Baker weaves a tight story with his cast and fluid camerawork. Oftentimes, the film utilizes hand-held and tracking shots. At one point, the film uses a candid camerain the same vein as MTV’s Punk’d, where we watch characters interact with the public selling perfumes and cologne. It’s one of many off-kilter sequences in the film. However, it provides a perceptive look into the characters working in whatever way possible to make money to get by. These scenes help establish the framework of circumstances affecting these characters.

Baker’s filmography is often rooted in real-life. His film “Tangerine,” about two transgender sex workers in Los Angeles, was infamously shot primarily on an iPhone. This technique is used a few times in the case of “The Florida Project,” especially in the climax of the film as Moonee enters Disney World. While “The Florida Project” deals with childhood and adventure, the film also touches on certain unfortunate circumstances. Many times, these scenes are witnessed from the child’s perspective, a subtle tool Baker uses to reinforce these children’s view into the world around them. A particularly heavy scene involves one of Moonee’s friends, Scootee, watching his mother get assaulted by Moonee’s mother.

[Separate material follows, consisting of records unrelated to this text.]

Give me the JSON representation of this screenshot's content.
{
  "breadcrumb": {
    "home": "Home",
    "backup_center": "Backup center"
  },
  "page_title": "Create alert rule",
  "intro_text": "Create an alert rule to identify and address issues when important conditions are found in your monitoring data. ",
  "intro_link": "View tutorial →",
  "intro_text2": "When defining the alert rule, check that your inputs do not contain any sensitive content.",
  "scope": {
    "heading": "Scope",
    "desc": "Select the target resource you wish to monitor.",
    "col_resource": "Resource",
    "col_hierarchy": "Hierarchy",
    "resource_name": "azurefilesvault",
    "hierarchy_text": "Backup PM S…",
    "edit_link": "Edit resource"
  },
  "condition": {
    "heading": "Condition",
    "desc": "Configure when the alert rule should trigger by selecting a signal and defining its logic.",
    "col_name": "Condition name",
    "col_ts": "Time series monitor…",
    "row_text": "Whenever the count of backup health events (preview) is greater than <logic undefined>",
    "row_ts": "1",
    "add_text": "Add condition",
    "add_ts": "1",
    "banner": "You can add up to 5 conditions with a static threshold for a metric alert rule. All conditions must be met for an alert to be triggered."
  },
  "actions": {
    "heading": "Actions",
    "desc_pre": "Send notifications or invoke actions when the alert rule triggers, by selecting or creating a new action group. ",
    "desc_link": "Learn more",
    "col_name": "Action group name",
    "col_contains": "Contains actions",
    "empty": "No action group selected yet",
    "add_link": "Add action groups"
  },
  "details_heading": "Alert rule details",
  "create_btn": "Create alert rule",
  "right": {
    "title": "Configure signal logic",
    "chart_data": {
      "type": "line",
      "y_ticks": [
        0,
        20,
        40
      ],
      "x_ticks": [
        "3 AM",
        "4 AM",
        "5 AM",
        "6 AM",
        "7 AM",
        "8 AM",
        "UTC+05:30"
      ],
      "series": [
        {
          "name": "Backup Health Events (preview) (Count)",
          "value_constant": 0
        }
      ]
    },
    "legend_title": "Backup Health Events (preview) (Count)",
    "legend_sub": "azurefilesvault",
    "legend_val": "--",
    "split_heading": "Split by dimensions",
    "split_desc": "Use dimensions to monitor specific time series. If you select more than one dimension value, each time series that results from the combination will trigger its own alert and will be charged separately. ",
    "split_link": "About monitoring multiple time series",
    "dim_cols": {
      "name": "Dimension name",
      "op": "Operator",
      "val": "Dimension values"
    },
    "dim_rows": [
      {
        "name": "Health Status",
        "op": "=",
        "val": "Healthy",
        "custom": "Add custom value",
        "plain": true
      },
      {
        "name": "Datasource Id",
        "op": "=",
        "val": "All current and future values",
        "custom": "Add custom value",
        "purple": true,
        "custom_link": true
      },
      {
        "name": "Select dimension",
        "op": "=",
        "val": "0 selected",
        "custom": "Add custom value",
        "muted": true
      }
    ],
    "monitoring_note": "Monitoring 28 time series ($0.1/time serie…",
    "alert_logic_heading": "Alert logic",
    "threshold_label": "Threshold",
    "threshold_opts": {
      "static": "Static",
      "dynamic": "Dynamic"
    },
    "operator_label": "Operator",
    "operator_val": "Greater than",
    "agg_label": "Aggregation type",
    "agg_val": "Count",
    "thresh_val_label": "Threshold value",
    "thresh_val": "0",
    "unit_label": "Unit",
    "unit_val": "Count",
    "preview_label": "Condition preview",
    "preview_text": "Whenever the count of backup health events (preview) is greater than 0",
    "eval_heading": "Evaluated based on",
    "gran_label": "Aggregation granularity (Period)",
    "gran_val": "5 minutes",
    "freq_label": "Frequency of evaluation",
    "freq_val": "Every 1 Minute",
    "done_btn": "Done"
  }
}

Dafoe’s character, Bobby, presents a quiet, broken man. Despite his stern exterior, on the inside Bobby sees himself as a protector to the children and a confidant to his guests. However, Bobby comes with his own traits and this cold demeanor is broken when he courts an unexpected child predator away from the children. This is heavy in nature, but one that reveals a protective side to Bobby.

Baker’s style is prevalent in the film, especially in the several key close-ups seen in the film. This technique particularly shines near the end of the film as Moonee breaks from the pressures affecting her up that point. For Baker, the camera moves very much as a bystander as we peek into the lives of Moonee, her mother, and the various residents of the motel. Offering a fresh take on the innocence of childhood and imagination, “The Florida Project” welcomes you in with its characters and makes you want to stay with its heartbreaking yet joyous message.